Vaughan (1621 - 95), and little documentation of his life.
However, at the tercentenary of his death his writing remains
as influential as ever and the writer continues to fascinate.
Stevie Davies uses her skills as a novelist and critic
to bring to life her now distant subject: 'I wanted to imagine
him as a real and breathing person in a landscape both geographical
and historical,' she writes in her Preface to this book.
Through Vaughan's writing and other sources she has produced
a persuasive picture of a man beset by anxieties and challenges.
The death of his twin brother Thomas, and the English Civil
War were two crucial turning points. His outgoing writer
brother predeceased Henry by some thirty years leaving him
to search for a single identity, while the defeat of the
Royalist party and the execution of Charles I left members
of his class and political affiliation social and religious
outcasts. Even the Restoration could not rescue the naturally
introvert Vaughan. He had become a man who turned failure
into glory and who was most himself alone, silent and outdoors.
His writing was driven by nostalgia for his childhood and
attempted to recapture the individual, society and mankind
had lost, a loss manifested in man's pollution of the environment.
Stevie Davies' use of contemporary research on twinship,
her knowledge of the seventeenth century (she has written
extensively on Milton) and her novelist's intuition have
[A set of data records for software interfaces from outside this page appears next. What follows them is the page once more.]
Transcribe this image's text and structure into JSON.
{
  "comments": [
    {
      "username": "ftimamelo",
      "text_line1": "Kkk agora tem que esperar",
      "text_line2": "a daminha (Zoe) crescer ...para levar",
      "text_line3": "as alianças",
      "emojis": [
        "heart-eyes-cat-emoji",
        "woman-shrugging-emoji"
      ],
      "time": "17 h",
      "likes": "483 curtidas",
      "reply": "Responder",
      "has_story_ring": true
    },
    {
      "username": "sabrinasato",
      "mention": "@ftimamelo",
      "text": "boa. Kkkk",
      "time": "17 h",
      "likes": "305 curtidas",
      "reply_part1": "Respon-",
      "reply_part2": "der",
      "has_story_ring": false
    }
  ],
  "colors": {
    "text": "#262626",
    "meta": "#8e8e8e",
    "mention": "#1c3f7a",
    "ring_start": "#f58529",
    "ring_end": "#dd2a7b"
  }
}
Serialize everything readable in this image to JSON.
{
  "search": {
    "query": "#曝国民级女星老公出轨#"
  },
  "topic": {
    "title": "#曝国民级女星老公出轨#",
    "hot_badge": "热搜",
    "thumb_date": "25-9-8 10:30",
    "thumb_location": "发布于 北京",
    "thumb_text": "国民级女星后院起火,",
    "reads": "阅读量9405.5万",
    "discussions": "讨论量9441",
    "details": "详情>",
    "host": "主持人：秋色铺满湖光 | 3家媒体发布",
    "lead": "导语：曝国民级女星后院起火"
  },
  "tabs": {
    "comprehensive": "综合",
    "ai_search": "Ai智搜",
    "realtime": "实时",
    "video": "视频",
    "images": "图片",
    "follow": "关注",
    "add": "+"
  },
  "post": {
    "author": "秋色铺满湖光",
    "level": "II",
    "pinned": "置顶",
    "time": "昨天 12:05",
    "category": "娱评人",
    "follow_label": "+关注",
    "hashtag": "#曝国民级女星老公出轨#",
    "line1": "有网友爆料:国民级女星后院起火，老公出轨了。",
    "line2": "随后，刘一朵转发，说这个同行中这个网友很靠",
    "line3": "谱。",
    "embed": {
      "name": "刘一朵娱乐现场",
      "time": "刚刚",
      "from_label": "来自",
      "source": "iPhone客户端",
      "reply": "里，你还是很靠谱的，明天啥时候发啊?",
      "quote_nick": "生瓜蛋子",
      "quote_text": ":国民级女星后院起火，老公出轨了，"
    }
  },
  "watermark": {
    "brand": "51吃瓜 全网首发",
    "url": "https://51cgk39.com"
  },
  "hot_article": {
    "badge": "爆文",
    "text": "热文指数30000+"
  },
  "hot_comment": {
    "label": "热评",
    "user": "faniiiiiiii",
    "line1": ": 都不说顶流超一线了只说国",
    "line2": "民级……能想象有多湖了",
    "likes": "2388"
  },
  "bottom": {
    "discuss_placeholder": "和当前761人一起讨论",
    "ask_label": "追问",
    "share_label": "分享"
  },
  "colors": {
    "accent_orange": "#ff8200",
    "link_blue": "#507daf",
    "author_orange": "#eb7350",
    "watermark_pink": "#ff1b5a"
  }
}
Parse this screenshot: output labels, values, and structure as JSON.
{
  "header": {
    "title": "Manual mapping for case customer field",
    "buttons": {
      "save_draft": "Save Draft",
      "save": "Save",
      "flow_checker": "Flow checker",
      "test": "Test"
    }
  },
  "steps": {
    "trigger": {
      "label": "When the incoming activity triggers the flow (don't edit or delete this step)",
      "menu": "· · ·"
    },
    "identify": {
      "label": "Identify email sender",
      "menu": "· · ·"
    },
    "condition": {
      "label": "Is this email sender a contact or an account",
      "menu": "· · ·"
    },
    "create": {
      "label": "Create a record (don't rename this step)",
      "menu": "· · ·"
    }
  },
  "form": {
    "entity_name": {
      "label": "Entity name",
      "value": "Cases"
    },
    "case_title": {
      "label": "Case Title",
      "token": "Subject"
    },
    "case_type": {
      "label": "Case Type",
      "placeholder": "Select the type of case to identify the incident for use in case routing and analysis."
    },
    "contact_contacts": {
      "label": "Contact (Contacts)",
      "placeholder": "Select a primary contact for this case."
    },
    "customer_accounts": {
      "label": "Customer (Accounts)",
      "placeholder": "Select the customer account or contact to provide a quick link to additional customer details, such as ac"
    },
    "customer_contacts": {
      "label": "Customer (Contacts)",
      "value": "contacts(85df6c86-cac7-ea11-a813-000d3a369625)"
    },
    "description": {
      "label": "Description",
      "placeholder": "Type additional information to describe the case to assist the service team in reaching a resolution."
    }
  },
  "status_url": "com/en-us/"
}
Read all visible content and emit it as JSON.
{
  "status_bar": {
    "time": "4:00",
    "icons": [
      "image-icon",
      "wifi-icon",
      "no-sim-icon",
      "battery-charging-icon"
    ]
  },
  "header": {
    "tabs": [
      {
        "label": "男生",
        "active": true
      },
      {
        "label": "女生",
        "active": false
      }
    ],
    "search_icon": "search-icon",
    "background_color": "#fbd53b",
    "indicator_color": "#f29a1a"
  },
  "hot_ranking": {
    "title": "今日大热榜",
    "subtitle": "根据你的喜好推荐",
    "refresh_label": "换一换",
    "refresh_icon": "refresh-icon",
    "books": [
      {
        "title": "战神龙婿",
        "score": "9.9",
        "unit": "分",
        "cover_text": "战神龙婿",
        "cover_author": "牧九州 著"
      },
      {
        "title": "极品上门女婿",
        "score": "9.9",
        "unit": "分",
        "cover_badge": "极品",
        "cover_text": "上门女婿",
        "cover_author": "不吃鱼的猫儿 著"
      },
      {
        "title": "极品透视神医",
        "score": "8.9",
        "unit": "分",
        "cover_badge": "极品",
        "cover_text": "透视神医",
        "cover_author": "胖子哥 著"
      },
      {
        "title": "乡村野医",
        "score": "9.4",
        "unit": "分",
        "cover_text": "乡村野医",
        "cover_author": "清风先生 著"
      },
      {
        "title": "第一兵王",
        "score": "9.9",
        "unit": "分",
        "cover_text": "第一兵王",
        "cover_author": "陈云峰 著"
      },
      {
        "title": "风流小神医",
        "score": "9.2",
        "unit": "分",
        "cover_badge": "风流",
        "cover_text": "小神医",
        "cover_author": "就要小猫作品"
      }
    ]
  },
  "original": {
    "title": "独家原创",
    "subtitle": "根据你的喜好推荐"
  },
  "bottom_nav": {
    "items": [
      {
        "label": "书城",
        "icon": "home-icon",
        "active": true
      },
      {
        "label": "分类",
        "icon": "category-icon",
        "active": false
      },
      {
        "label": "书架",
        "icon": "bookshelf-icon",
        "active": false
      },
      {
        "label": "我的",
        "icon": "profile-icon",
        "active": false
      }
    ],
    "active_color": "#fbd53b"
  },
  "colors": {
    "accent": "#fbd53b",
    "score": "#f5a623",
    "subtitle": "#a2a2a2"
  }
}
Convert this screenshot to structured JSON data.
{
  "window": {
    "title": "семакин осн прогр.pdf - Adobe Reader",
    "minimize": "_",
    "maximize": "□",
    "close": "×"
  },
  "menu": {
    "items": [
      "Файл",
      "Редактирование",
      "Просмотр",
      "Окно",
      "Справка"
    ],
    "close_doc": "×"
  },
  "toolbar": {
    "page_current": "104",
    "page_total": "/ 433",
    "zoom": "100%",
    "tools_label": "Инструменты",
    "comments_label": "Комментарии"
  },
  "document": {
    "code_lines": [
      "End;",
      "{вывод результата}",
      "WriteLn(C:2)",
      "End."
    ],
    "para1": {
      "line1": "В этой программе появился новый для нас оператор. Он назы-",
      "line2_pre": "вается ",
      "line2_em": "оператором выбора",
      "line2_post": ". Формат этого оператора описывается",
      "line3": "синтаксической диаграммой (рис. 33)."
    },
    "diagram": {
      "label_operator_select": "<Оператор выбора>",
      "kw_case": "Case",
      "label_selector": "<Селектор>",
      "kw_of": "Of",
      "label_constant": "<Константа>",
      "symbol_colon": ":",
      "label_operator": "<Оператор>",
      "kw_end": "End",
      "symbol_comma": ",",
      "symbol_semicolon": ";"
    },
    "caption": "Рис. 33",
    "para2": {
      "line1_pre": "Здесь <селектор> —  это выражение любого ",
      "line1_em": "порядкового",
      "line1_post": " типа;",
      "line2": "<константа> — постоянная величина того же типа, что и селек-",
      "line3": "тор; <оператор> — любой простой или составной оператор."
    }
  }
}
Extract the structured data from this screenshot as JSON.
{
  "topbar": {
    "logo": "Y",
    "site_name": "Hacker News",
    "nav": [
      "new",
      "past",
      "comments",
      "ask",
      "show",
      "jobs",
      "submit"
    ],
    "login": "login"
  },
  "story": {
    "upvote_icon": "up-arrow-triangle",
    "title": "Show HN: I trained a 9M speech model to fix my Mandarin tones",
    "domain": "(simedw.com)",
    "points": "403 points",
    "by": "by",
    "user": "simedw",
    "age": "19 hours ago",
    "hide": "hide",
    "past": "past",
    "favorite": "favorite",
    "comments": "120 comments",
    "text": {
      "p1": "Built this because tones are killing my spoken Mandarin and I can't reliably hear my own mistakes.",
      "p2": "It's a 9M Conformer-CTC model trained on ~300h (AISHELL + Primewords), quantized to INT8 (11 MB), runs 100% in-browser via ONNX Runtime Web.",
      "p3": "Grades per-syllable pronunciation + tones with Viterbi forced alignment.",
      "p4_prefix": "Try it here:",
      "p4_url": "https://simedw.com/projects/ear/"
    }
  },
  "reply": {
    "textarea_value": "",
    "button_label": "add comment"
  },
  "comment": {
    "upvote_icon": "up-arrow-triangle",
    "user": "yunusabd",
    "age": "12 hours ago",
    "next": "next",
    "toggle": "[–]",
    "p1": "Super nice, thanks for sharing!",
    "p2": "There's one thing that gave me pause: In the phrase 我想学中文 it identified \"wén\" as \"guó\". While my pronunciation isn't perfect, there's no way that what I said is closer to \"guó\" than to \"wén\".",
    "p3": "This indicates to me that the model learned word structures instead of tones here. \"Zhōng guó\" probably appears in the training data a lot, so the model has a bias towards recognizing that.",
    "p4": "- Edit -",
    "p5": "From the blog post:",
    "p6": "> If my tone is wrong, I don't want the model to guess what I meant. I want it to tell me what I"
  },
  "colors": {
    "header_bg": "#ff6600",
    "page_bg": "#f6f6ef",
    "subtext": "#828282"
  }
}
resulted in an invaluable and accessible life of a writer
whose poetry is still relevant today.